Even with all the potential drawbacks, some teams look forward to making a long trip for a game, and even consider it a special weekend instead of a chore.
Arms, for one, said he wouldn't mind extending the contract with far-flung Pocahontas if the Warriors are up to it.
"To make a trip that size every other year,'' Arms said, "is fun for the kids. It doesn't bother us that bad. Now, to do it every season, or twice a season?
"In our situation, we've got a good boosters club who gets us a charter bus every other year, so the travel part of it doesn't bother us that much. There's kind of an excitement to it, taking our team to a different part of the state. We don't mind it that bad. But if a team has to travel like that three, four, five games, it makes it very tough.''
Man, which dropped from AAA all the way to Class A in a span of less than 10 years (1997-2004), likes to maintain its neighboring rivalries with bigger schools, which helps cut down total travel. This season, the Hillbillies play five such games - AAA Logan and four AAs.
Spangler also lauds his boosters club for allowing the Pirates to avoid exorbitant travel expenses.
"They help us financially on travel,'' he said, "and the county helps us on expenses. They allow so much of an allowance for travel through the county. That's a big help as well, so it doesn't become a burden on any of our long trips.
"Yeah, the kids get back home late, but other than that, it's not a problem.''
Some schools, especially the state's smallest football-playing ones like Hundred, Montcalm, Hannan and Van, don't mind covering long distances for games against teams more their own size.
In fact, Hannan and Hundred are meeting twice this season - Sept. 6 at Hundred and Nov. 9 in Mason - despite being separated by 156 miles and 3:15 in driving time.

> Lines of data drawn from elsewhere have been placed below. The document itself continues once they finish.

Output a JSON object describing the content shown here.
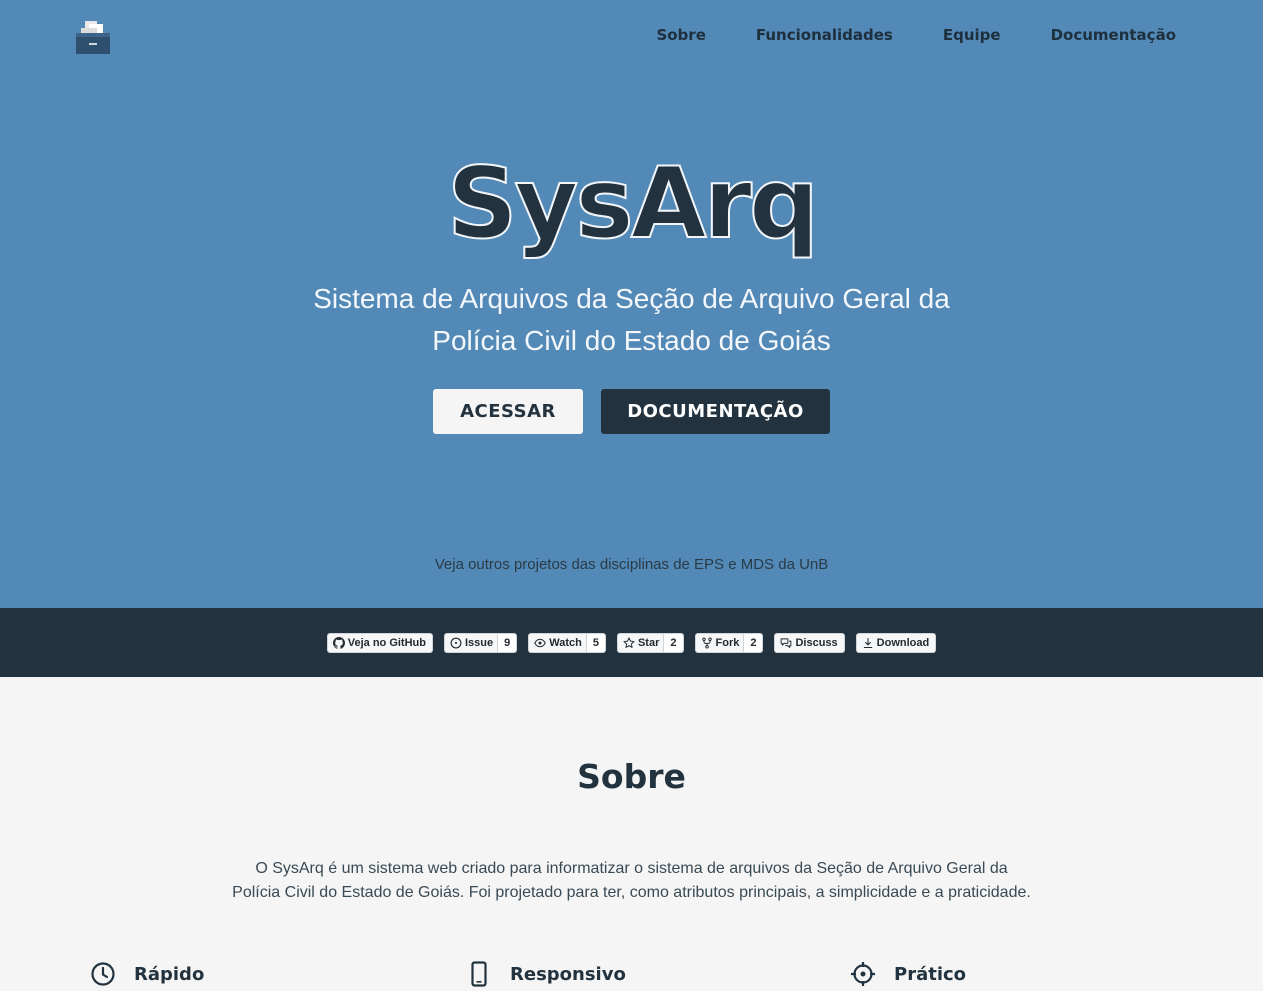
{
  "nav": {
    "items": [
      "Sobre",
      "Funcionalidades",
      "Equipe",
      "Documentação"
    ]
  },
  "hero": {
    "title": "SysArq",
    "subtitle": "Sistema de Arquivos da Seção de Arquivo Geral da Polícia Civil do Estado de Goiás",
    "btn_access": "ACESSAR",
    "btn_docs": "DOCUMENTAÇÃO",
    "projects_link": "Veja outros projetos das disciplinas de EPS e MDS da UnB"
  },
  "badges": {
    "github": "Veja no GitHub",
    "issue": "Issue",
    "issue_count": "9",
    "watch": "Watch",
    "watch_count": "5",
    "star": "Star",
    "star_count": "2",
    "fork": "Fork",
    "fork_count": "2",
    "discuss": "Discuss",
    "download": "Download"
  },
  "about": {
    "title": "Sobre",
    "text": "O SysArq é um sistema web criado para informatizar o sistema de arquivos da Seção de Arquivo Geral da Polícia Civil do Estado de Goiás. Foi projetado para ter, como atributos principais, a simplicidade e a praticidade.",
    "features": [
      {
        "label": "Rápido",
        "icon": "clock-icon"
      },
      {
        "label": "Responsivo",
        "icon": "mobile-icon"
      },
      {
        "label": "Prático",
        "icon": "crosshair-icon"
      }
    ]
  },
  "colors": {
    "hero_bg": "#5289b7",
    "dark": "#22333f",
    "light_bg": "#f5f5f5"
  }
}
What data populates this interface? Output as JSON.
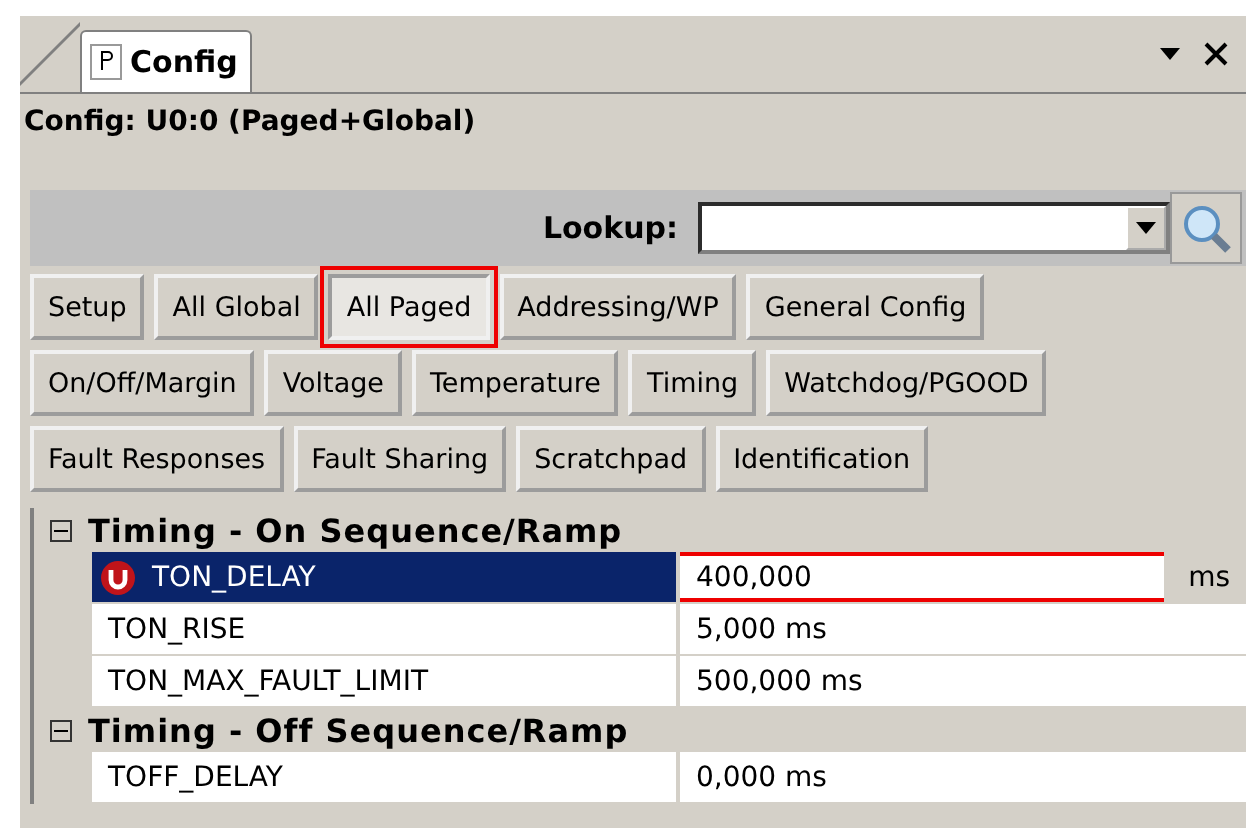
{
  "tab": {
    "label": "Config",
    "selected": true
  },
  "title": "Config: U0:0 (Paged+Global)",
  "lookup": {
    "label": "Lookup:"
  },
  "button_rows": [
    [
      {
        "label": "Setup",
        "selected": false
      },
      {
        "label": "All Global",
        "selected": false
      },
      {
        "label": "All Paged",
        "selected": true
      },
      {
        "label": "Addressing/WP",
        "selected": false
      },
      {
        "label": "General Config",
        "selected": false
      }
    ],
    [
      {
        "label": "On/Off/Margin",
        "selected": false
      },
      {
        "label": "Voltage",
        "selected": false
      },
      {
        "label": "Temperature",
        "selected": false
      },
      {
        "label": "Timing",
        "selected": false
      },
      {
        "label": "Watchdog/PGOOD",
        "selected": false
      }
    ],
    [
      {
        "label": "Fault Responses",
        "selected": false
      },
      {
        "label": "Fault Sharing",
        "selected": false
      },
      {
        "label": "Scratchpad",
        "selected": false
      },
      {
        "label": "Identification",
        "selected": false
      }
    ]
  ],
  "sections": [
    {
      "title": "Timing - On Sequence/Ramp",
      "expanded": true,
      "children": [
        {
          "name": "TON_DELAY",
          "value": "400,000",
          "unit": "ms",
          "selected": true
        },
        {
          "name": "TON_RISE",
          "value": "5,000 ms",
          "selected": false
        },
        {
          "name": "TON_MAX_FAULT_LIMIT",
          "value": "500,000 ms",
          "selected": false
        }
      ]
    },
    {
      "title": "Timing - Off Sequence/Ramp",
      "expanded": true,
      "children": [
        {
          "name": "TOFF_DELAY",
          "value": "0,000 ms",
          "selected": false
        }
      ]
    }
  ]
}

Reach Rick Ryan at 304-348-5175 or firstname.lastname@example.org.